• WHAT IS BEING ASKED
A complete, exact copy of the records is needed here.

• INPUT DATA
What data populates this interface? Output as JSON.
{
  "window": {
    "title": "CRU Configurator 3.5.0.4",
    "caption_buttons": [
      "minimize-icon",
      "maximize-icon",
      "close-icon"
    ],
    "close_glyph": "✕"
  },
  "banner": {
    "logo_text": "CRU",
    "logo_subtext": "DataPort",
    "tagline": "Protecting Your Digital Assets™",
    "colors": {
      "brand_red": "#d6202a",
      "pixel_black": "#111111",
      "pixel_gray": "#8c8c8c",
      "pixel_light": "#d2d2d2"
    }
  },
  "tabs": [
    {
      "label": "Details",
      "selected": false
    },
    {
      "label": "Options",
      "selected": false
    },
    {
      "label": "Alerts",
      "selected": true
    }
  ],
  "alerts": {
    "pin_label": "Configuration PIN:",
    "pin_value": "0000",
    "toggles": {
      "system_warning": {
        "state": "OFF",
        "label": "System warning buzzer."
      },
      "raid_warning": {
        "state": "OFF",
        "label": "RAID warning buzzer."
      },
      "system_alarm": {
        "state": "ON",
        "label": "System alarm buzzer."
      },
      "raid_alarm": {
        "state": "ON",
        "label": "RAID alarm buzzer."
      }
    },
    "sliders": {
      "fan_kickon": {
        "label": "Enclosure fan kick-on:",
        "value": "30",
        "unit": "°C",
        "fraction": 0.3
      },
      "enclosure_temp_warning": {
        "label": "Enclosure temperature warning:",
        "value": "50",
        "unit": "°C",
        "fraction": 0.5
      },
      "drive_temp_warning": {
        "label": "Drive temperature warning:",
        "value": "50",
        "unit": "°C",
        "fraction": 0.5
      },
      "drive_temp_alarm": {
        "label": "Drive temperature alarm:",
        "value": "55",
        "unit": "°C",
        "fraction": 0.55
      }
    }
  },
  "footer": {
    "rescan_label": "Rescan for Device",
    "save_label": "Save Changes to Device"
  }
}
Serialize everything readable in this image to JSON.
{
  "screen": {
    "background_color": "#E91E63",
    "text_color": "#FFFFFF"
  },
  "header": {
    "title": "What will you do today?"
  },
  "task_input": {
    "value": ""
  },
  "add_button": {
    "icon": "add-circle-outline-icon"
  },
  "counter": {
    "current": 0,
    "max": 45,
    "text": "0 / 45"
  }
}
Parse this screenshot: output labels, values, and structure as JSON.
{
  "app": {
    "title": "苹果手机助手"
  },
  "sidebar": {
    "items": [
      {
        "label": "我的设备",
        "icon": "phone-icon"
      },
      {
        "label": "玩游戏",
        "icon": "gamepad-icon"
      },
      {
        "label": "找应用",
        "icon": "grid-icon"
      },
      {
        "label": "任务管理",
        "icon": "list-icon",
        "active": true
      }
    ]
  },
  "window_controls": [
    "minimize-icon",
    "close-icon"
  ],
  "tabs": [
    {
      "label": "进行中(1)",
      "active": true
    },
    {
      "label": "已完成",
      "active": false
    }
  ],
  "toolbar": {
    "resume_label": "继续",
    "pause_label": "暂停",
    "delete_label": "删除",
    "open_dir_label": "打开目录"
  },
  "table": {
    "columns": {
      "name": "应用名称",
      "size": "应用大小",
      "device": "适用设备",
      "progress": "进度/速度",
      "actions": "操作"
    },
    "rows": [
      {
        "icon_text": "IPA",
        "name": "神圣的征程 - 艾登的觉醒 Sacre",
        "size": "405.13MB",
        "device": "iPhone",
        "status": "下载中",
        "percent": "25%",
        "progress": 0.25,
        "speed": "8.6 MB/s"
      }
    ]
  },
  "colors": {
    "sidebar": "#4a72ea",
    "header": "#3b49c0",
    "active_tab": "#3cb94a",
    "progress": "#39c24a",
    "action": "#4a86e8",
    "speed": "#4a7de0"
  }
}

• SOLUTION TO THIS EXERCISE
What data populates this interface? Output as JSON.
{
  "window": {
    "title": "CRU Configurator 3.5.0.4",
    "caption_buttons": [
      "minimize-icon",
      "maximize-icon",
      "close-icon"
    ],
    "close_glyph": "✕"
  },
  "banner": {
    "logo_text": "CRU",
    "logo_subtext": "DataPort",
    "tagline": "Protecting Your Digital Assets™",
    "colors": {
      "brand_red": "#d6202a",
      "pixel_black": "#111111",
      "pixel_gray": "#8c8c8c",
      "pixel_light": "#d2d2d2"
    }
  },
  "tabs": [
    {
      "label": "Details",
      "selected": false
    },
    {
      "label": "Options",
      "selected": false
    },
    {
      "label": "Alerts",
      "selected": true
    }
  ],
  "alerts": {
    "pin_label": "Configuration PIN:",
    "pin_value": "0000",
    "toggles": {
      "system_warning": {
        "state": "OFF",
        "label": "System warning buzzer."
      },
      "raid_warning": {
        "state": "OFF",
        "label": "RAID warning buzzer."
      },
      "system_alarm": {
        "state": "ON",
        "label": "System alarm buzzer."
      },
      "raid_alarm": {
        "state": "ON",
        "label": "RAID alarm buzzer."
      }
    },
    "sliders": {
      "fan_kickon": {
        "label": "Enclosure fan kick-on:",
        "value": "30",
        "unit": "°C",
        "fraction": 0.3
      },
      "enclosure_temp_warning": {
        "label": "Enclosure temperature warning:",
        "value": "50",
        "unit": "°C",
        "fraction": 0.5
      },
      "drive_temp_warning": {
        "label": "Drive temperature warning:",
        "value": "50",
        "unit": "°C",
        "fraction": 0.5
      },
      "drive_temp_alarm": {
        "label": "Drive temperature alarm:",
        "value": "55",
        "unit": "°C",
        "fraction": 0.55
      }
    }
  },
  "footer": {
    "rescan_label": "Rescan for Device",
    "save_label": "Save Changes to Device"
  }
}
Serialize everything readable in this image to JSON.
{
  "screen": {
    "background_color": "#E91E63",
    "text_color": "#FFFFFF"
  },
  "header": {
    "title": "What will you do today?"
  },
  "task_input": {
    "value": ""
  },
  "add_button": {
    "icon": "add-circle-outline-icon"
  },
  "counter": {
    "current": 0,
    "max": 45,
    "text": "0 / 45"
  }
}
Parse this screenshot: output labels, values, and structure as JSON.
{
  "app": {
    "title": "苹果手机助手"
  },
  "sidebar": {
    "items": [
      {
        "label": "我的设备",
        "icon": "phone-icon"
      },
      {
        "label": "玩游戏",
        "icon": "gamepad-icon"
      },
      {
        "label": "找应用",
        "icon": "grid-icon"
      },
      {
        "label": "任务管理",
        "icon": "list-icon",
        "active": true
      }
    ]
  },
  "window_controls": [
    "minimize-icon",
    "close-icon"
  ],
  "tabs": [
    {
      "label": "进行中(1)",
      "active": true
    },
    {
      "label": "已完成",
      "active": false
    }
  ],
  "toolbar": {
    "resume_label": "继续",
    "pause_label": "暂停",
    "delete_label": "删除",
    "open_dir_label": "打开目录"
  },
  "table": {
    "columns": {
      "name": "应用名称",
      "size": "应用大小",
      "device": "适用设备",
      "progress": "进度/速度",
      "actions": "操作"
    },
    "rows": [
      {
        "icon_text": "IPA",
        "name": "神圣的征程 - 艾登的觉醒 Sacre",
        "size": "405.13MB",
        "device": "iPhone",
        "status": "下载中",
        "percent": "25%",
        "progress": 0.25,
        "speed": "8.6 MB/s"
      }
    ]
  },
  "colors": {
    "sidebar": "#4a72ea",
    "header": "#3b49c0",
    "active_tab": "#3cb94a",
    "progress": "#39c24a",
    "action": "#4a86e8",
    "speed": "#4a7de0"
  }
}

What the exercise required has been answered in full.